◆ PROBLEM REQUIREMENTS
You are asked to repeat the listing word for word and to leave out its pictures.

◆ SOURCE DATA
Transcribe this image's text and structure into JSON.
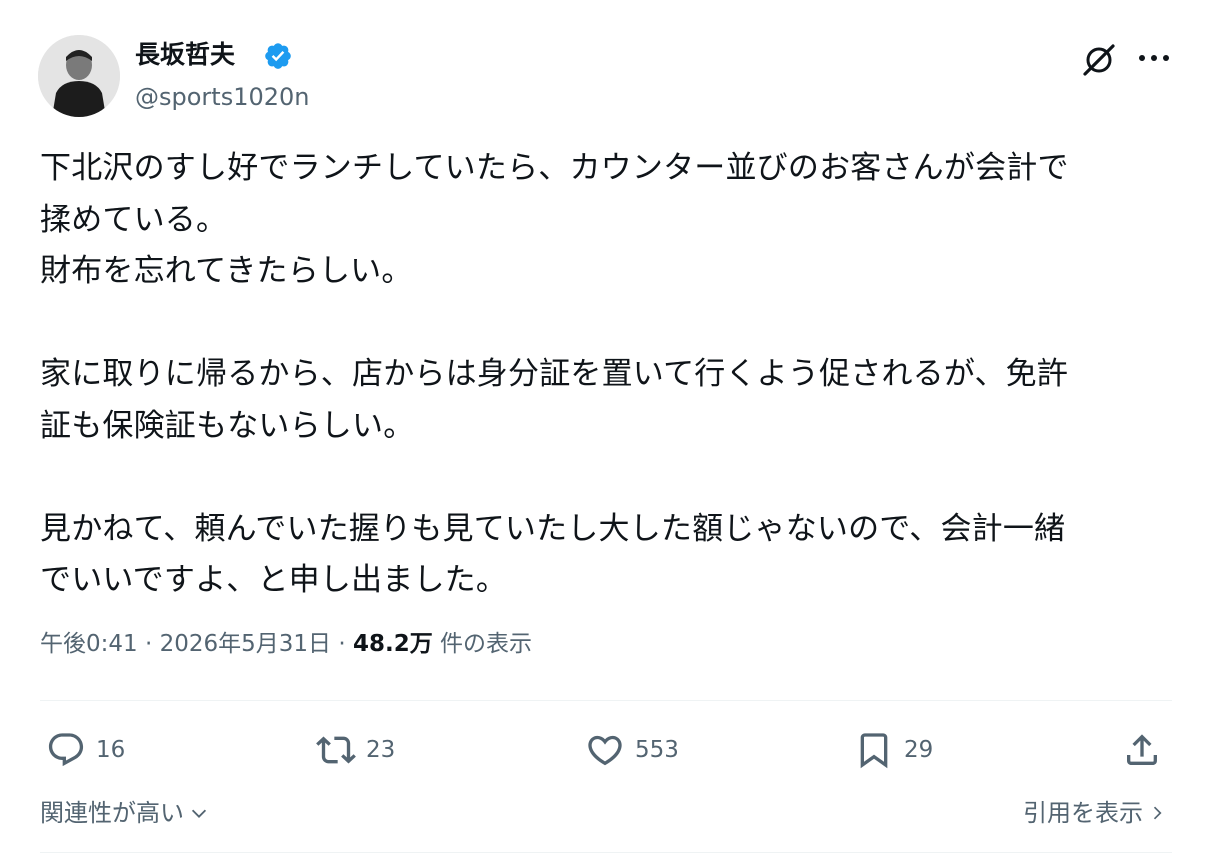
{
  "author": {
    "name": "長坂哲夫",
    "handle": "@sports1020n",
    "verified": true
  },
  "colors": {
    "verified_badge": "#1d9bf0",
    "text_primary": "#0f1419",
    "text_secondary": "#536471"
  },
  "tweet": {
    "text": "下北沢のすし好でランチしていたら、カウンター並びのお客さんが会計で\n揉めている。\n財布を忘れてきたらしい。\n\n家に取りに帰るから、店からは身分証を置いて行くよう促されるが、免許\n証も保険証もないらしい。\n\n見かねて、頼んでいた握りも見ていたし大した額じゃないので、会計一緒\nでいいですよ、と申し出ました。"
  },
  "meta": {
    "time": "午後0:41",
    "separator": "·",
    "date": "2026年5月31日",
    "views_count": "48.2万",
    "views_label": "件の表示"
  },
  "actions": {
    "replies": "16",
    "reposts": "23",
    "likes": "553",
    "bookmarks": "29"
  },
  "footer": {
    "sort_label": "関連性が高い",
    "quotes_label": "引用を表示"
  },
  "icons": {
    "grok": "grok-icon",
    "more": "more-icon",
    "reply": "reply-icon",
    "repost": "repost-icon",
    "like": "heart-icon",
    "bookmark": "bookmark-icon",
    "share": "share-icon"
  }
}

◆ EXERCISE OUTPUT
Transcribe this image's text and structure into JSON.
{
  "author": {
    "name": "長坂哲夫",
    "handle": "@sports1020n",
    "verified": true
  },
  "colors": {
    "verified_badge": "#1d9bf0",
    "text_primary": "#0f1419",
    "text_secondary": "#536471"
  },
  "tweet": {
    "text": "下北沢のすし好でランチしていたら、カウンター並びのお客さんが会計で\n揉めている。\n財布を忘れてきたらしい。\n\n家に取りに帰るから、店からは身分証を置いて行くよう促されるが、免許\n証も保険証もないらしい。\n\n見かねて、頼んでいた握りも見ていたし大した額じゃないので、会計一緒\nでいいですよ、と申し出ました。"
  },
  "meta": {
    "time": "午後0:41",
    "separator": "·",
    "date": "2026年5月31日",
    "views_count": "48.2万",
    "views_label": "件の表示"
  },
  "actions": {
    "replies": "16",
    "reposts": "23",
    "likes": "553",
    "bookmarks": "29"
  },
  "footer": {
    "sort_label": "関連性が高い",
    "quotes_label": "引用を表示"
  },
  "icons": {
    "grok": "grok-icon",
    "more": "more-icon",
    "reply": "reply-icon",
    "repost": "repost-icon",
    "like": "heart-icon",
    "bookmark": "bookmark-icon",
    "share": "share-icon"
  }
}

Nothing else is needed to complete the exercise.